Detroit kept their art. Should I keep mine? Can I afford to do that?
These are tough times. I should sell the thing. It's winter now. Time to clean house. Time to survive.
And should our home become, like it is for so many, a grocery cart in the windy cold streets, there is no way we can carry the old tin lantern along.
Years ago, in better times, when the major museum curator came to our house to look at the old tin lantern, his eyes got big. Not a trace of artistic pretention. What he said was:
"Wow! I've never seen anything like that. I don't think there is anything like that. If you ever want to sell this, let me know."
But my thought back then was, "That's ridiculous. How could I sell something I'd always had?"
My earliest memories place it on the dresser in my childhood bedroom.
It's a punched tin lantern with a candle inside. Depending on where you start reading, poked into the intricate design as you turn the lantern around, are the words:
"HARRY MAYNE IS COILING A ROPE OF SAND ON THE BAR IPSWICH."
What does that mean? Beats me. I know parts of the answer. But not all of it.
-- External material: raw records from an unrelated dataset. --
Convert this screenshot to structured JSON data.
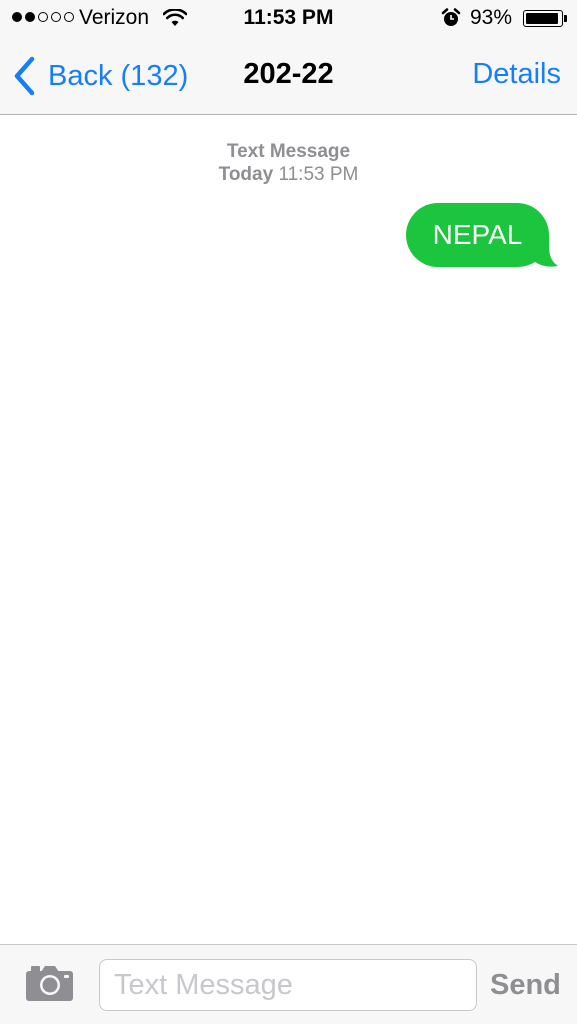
{
  "status_bar": {
    "carrier": "Verizon",
    "signal_bars_filled": 2,
    "signal_bars_total": 5,
    "time": "11:53 PM",
    "battery_percent": "93%",
    "battery_level": 0.93,
    "icons": [
      "signal-icon",
      "wifi-icon",
      "alarm-icon",
      "battery-icon"
    ]
  },
  "nav": {
    "back_label": "Back (132)",
    "title": "202-22",
    "details_label": "Details",
    "accent_color": "#157efb"
  },
  "conversation": {
    "service_label": "Text Message",
    "date_label": "Today",
    "time_label": "11:53 PM",
    "messages": [
      {
        "direction": "sent",
        "text": "NEPAL",
        "bubble_color": "#1bc63e"
      }
    ]
  },
  "input_bar": {
    "camera_icon": "camera-icon",
    "placeholder": "Text Message",
    "value": "",
    "send_label": "Send"
  }
}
The mystery might be one reason it would be so hard to part with the old tin lantern. To sell it. To do what's practical. What we might need to do to survive.
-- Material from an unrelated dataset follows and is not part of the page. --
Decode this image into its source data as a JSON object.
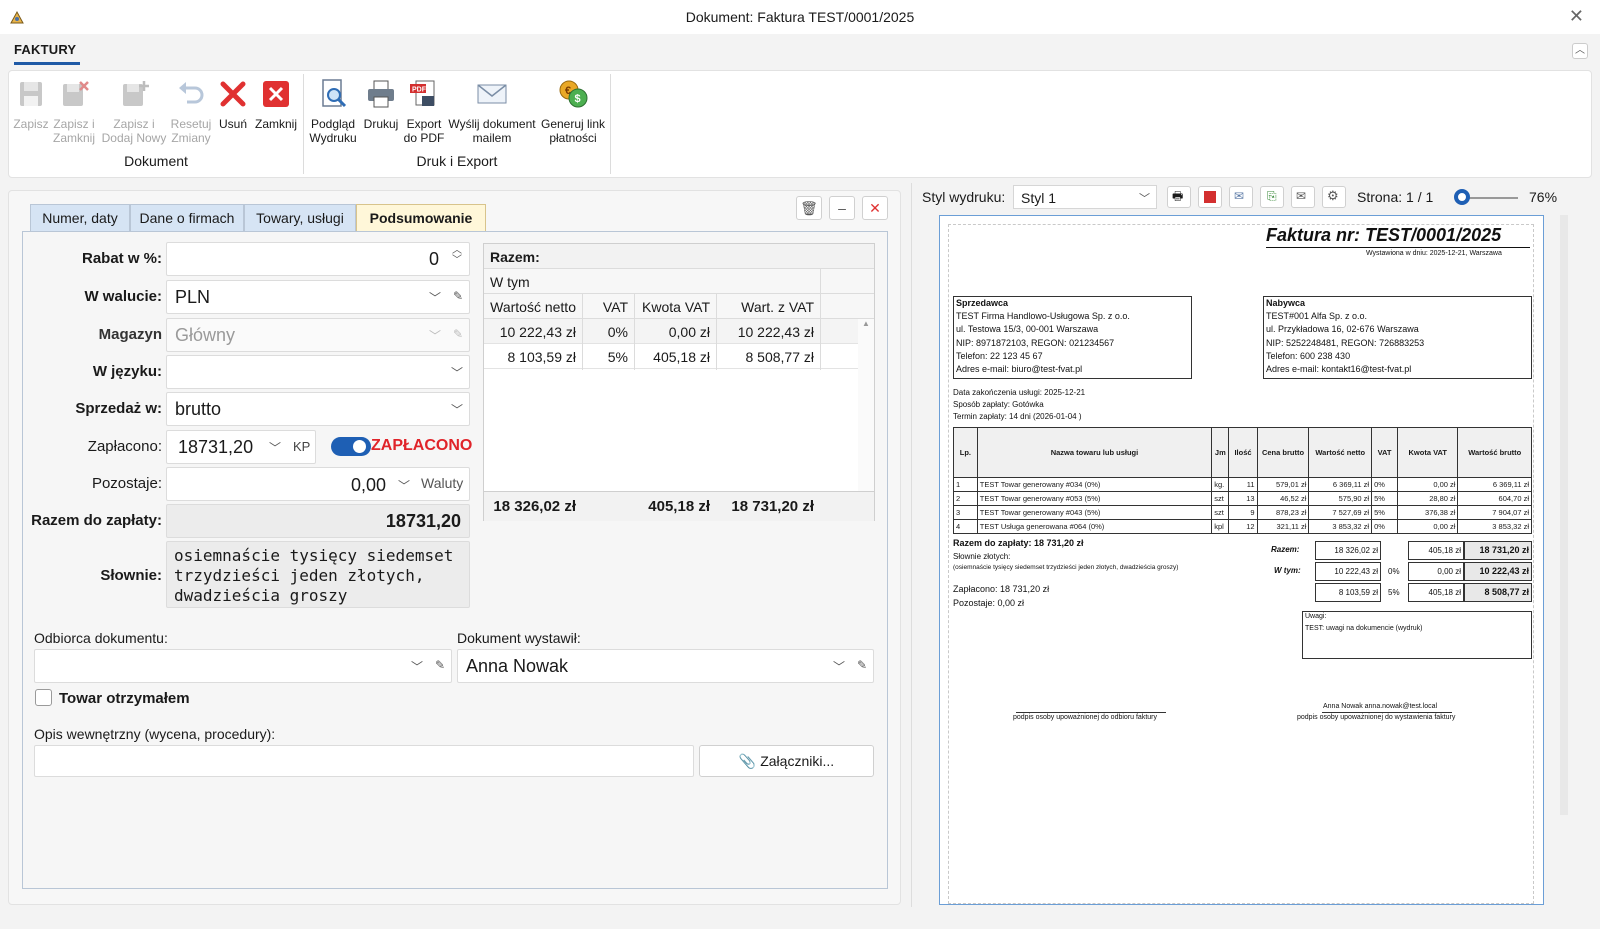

I'm not exactly sure how the lantern ended up in my childhood bedroom. I likely found it in a dusty corner of the attic, where my mother had stored the legacy of our great-Uncle Arthur Wesley Dow.
He was the artist who made the old tin lantern.
Dow died in 1922. An artist and art educator who worked in oil, wood block, photography, pen and ink, water color and photography. I'm likely leaving one or two out. But as far as I know, he only made one tin lantern. It's the one that is watching over me this very second.
Dows book, Composition, from 1901, is still in print. But back when I dusted off the old tin lantern for the first time, sometime in the 1970s, his work was scattered throughout the world. One painting hung in the Art Institute of Chicago.
Dow and his wife had no children. So when they died, a great deal of his work was handed down through his brother Dana, my mother's great uncle. Beginning with a show at the Smithsonian, my mother then proceded, across the coming decades, to bring Dow back into the national cultural limelight.
The Dow exhibitions, like the one featuring my old tin lantern, at Chicago's now gone Terra Museum of American Art, became common across the country. And as Dow's prized student, Georgia O'Keeffe, spoke out on the influence Dow had on her work, that attracted more than a little bit of attention.
But I never really thought about the old tin lantern as being art. I guess I knew intellectually that it was. But what was more important was the fact that if you un-hatched the little door and lit the candle, then closed the door, the light from the candle would illuminate even the most terrifying cold, dark room. Shooting out gentle beams of light through the tiny tin holes.
Beams of soft tin light. As if there could still be hope illuminating the darkest of rooms. Light beams dancing on dark walls. Bringing hope back.
I have known that lantern as long as I've known myself. That candle is still straight. But there is an awful lot of wax dripping down its sides.
What's new now, though, is that in these times, for so many people, "just getting by" is the goal. Surviving.
Thriving is a memory.
If the rains or the winds came to flatten Chicago into dust, would hanging on to that lantern keep us safe and dry? If we needed that lantern for food, how would it taste? If we got sick, would it offer us a cure?
How would my teeth feel if I chomped down and tried to chew a piece of 19th century tin?
Can I really sell the old tin lantern? Should I sell it? Would selling it be the right thing to do? I still didn't know.
So I lit the old candle.
Then, bathed in those gentle beams of light shooting out through the tiny punched tin holes, I put the lantern back on the shelf and kept writing.
Safe for now.
Would you sell the lantern?
Photo Credit: Roger Wright and M.Nunzio Cancilla.